Definitions for "Diffie-Hellman key exchange"
The Diffie-Hellman key agreement protocol (also called exponential key agreement) was developed by Diffie and Hellman in 1976 and published in the groundbreaking paper "New Directions in Cryptography." The protocol allows two users to exchange a secret key over an insecure medium without any prior secrets. Interlink Networks' implementation of the SPEKE authentication method uses a hash of the password as the Diffie-Hellman generator. This prevents man-in-the-middle attacks.
A key exchange protocol allowing the participants to agree on a key using a non-secure communication method.

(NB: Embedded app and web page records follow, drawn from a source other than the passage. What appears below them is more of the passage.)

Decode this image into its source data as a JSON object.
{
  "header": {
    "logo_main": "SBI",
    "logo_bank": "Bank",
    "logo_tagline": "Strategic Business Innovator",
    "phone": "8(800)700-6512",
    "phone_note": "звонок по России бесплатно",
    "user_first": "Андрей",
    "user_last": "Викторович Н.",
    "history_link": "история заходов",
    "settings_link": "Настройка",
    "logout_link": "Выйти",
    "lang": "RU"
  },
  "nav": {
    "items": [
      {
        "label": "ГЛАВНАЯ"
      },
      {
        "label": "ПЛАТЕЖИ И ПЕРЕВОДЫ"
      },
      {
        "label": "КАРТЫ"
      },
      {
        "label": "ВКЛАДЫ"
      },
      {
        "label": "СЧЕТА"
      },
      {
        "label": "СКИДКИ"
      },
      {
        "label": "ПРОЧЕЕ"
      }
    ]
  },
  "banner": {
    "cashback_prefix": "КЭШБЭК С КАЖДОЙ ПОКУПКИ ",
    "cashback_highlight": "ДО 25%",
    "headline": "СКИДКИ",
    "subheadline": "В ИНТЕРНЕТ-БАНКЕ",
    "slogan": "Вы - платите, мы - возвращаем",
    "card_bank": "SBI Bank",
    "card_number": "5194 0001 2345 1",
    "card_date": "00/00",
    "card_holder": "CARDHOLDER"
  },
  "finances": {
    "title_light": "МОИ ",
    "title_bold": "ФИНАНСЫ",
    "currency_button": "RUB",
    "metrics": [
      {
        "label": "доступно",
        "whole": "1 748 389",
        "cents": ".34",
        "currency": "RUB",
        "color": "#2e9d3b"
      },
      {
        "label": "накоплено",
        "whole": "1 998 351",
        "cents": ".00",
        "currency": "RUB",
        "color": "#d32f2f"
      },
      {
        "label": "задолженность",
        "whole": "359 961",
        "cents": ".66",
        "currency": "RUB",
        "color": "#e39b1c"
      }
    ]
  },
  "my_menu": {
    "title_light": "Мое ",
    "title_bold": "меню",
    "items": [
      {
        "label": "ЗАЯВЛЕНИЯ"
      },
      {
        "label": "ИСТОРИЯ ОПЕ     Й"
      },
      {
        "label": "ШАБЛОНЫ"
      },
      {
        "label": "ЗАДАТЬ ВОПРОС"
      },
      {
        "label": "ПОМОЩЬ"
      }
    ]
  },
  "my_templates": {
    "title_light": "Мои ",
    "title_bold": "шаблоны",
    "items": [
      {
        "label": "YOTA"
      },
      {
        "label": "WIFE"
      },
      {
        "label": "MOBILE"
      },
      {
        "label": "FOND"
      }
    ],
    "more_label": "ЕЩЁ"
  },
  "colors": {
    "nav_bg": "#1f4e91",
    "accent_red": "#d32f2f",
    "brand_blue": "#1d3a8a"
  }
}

A public, key-exchange algorithm that is used for securely establishing a shared secret over an insecure channel. During Phase II negotiations, the Diffie-Hellman group prevents someone who intercepts your key from deducing future keys that are based on the one they have.